More than 650 people took part in the Platbos Forest reforestation programme recently, with students from the Faculty of Medicine and Health Sciences (FMHS) enthusiastically paving the way toward restoring this indigenous forest and the biodiversity that supports it.
Says Tessa Brooke, a second- year medical student at the FMHS who participated this year: “The reforestation project was all about building a sense of community while working toward the same goal. We really had a wonderful time while working on this worthwhile project. It’s was a very humbling experience.”
More than 7500 trees were planted at this year’s reforestation event including milk wood trees, peach trees and wild olives. The Platbos Reforestation Project aims to clear the alien vegetation that poses a fire threat to the forest and restore the indigenous forest canopy, the biodiversity that this supports and, in turn, the vital ecosystem services that this forest system provides.
The FMHS’s Dean’s Advisory Committee on Environmental Sustainability has been collaborating with conservation group Greenpop over the past few years as it commenced the long-term process of reforestation. Situated near Gansbaai in the Western Cape’s Overberg region, Platbos Forest is described as a rare ‘botanical gem’ in the crown of South Africa’s national assets as it is home to critically endangered leopard toads, mysterious bushbuck and an array of ancient tree specimens. The reforestation efforts are focused in the pockets of alien vegetation that have penetrated the borders of the original forest.
Says Committee head, Professor Bob Mash: “Last year we introduced environmental stewardship as a new Faculty graduate attribute and through that, we hope to clarify the links between sustainable living and human wellness.” Through sustainability initiatives, the Dean’s Advisory Committee on Environmental Sustainability which celebrates its tenth year of existence this year, hopes to demonstrate leadership support for a green and healthy campus at Tygerberg in order to create long-term organisational change, realise widespread staff and student engagement, and foster policy that promotes environmental sustainability.

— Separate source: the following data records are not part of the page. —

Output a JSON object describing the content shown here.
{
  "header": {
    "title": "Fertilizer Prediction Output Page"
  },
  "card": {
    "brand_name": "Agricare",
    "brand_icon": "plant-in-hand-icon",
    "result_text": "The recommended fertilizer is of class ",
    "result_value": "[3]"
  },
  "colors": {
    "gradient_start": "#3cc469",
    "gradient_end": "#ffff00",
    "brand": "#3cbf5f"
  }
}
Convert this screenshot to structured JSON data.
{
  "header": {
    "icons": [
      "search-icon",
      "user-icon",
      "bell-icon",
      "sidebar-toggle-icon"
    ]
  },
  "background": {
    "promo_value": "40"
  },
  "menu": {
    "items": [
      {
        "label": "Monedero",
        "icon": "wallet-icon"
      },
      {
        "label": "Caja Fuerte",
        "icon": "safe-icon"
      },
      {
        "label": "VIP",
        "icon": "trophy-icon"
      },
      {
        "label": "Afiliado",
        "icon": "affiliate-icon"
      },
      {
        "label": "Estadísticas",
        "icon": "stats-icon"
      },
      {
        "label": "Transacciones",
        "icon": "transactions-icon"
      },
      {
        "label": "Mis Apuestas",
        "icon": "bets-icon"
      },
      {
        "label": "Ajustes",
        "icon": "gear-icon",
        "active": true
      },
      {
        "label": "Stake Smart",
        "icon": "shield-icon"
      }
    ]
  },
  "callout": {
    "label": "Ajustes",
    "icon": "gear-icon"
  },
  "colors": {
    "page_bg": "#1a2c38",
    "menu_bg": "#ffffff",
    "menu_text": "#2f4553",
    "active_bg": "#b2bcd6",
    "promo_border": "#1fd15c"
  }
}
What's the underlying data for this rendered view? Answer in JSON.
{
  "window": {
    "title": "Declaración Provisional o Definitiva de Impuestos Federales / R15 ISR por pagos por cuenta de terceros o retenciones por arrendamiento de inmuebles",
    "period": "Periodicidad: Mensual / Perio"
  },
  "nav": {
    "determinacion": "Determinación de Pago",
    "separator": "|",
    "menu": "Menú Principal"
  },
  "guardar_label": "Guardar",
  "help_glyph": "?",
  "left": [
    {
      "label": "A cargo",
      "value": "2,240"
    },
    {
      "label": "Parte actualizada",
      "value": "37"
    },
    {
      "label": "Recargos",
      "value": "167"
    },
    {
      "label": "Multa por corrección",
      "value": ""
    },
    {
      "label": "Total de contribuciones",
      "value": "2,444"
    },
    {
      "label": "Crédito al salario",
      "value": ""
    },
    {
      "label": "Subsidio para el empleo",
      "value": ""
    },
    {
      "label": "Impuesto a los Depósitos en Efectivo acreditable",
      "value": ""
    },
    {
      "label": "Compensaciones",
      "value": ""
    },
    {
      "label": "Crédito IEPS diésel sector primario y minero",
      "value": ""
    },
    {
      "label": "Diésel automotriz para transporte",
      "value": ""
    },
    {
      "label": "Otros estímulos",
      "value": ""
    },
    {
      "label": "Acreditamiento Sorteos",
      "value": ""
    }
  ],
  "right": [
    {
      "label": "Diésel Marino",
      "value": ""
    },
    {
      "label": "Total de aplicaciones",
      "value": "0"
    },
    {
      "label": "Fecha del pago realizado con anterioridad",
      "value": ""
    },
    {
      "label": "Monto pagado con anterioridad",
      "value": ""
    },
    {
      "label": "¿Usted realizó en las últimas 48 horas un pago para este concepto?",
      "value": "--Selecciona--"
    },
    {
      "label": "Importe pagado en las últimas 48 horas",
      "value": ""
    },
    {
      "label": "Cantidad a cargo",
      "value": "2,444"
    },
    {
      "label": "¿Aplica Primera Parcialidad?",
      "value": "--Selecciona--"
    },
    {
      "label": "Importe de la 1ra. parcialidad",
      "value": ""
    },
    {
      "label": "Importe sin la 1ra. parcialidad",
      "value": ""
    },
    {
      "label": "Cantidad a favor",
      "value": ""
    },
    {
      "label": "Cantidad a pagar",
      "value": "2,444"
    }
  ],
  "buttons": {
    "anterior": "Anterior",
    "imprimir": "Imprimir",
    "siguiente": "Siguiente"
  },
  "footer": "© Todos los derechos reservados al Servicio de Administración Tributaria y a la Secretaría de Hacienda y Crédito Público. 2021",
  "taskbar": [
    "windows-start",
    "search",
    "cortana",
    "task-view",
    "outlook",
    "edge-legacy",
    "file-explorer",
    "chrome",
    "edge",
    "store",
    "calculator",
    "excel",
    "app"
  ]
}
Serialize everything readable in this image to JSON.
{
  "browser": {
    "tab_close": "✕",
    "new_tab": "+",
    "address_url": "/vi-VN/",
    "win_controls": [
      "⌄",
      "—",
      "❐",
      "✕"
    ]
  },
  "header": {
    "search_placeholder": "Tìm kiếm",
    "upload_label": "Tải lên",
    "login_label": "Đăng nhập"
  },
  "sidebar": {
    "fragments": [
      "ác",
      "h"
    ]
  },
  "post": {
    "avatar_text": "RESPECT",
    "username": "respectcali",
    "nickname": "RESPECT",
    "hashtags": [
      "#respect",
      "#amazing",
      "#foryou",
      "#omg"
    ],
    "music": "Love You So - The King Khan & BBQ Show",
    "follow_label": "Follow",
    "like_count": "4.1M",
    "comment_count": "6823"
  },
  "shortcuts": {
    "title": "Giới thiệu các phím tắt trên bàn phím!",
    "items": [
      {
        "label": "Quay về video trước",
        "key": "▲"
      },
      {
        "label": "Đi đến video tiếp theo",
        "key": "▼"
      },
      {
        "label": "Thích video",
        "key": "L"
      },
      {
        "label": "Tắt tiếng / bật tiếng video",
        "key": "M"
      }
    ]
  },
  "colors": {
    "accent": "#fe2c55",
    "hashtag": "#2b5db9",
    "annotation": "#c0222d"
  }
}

Each year the committee tasks itself with a number of initiatives aimed at improving student and staff relationships with their local environment. The Faculty Dean’s Advisory Committee on Environmental Sustainability has also joined the Global Green and Healthy Hospitals Network (GGHH), which means the FMHS, has now committed itself to sustainable practice in the areas of leadership, energy, waste, water, food, buildings, travel, chemicals, biodiversity and procurement.To find out more about Stellenbosch University’s Faculty of Medicine and Health Sciences’ Dean’s Advisory Committee on Environmental Sustainability, contact Christine Groenewald (email@example.com)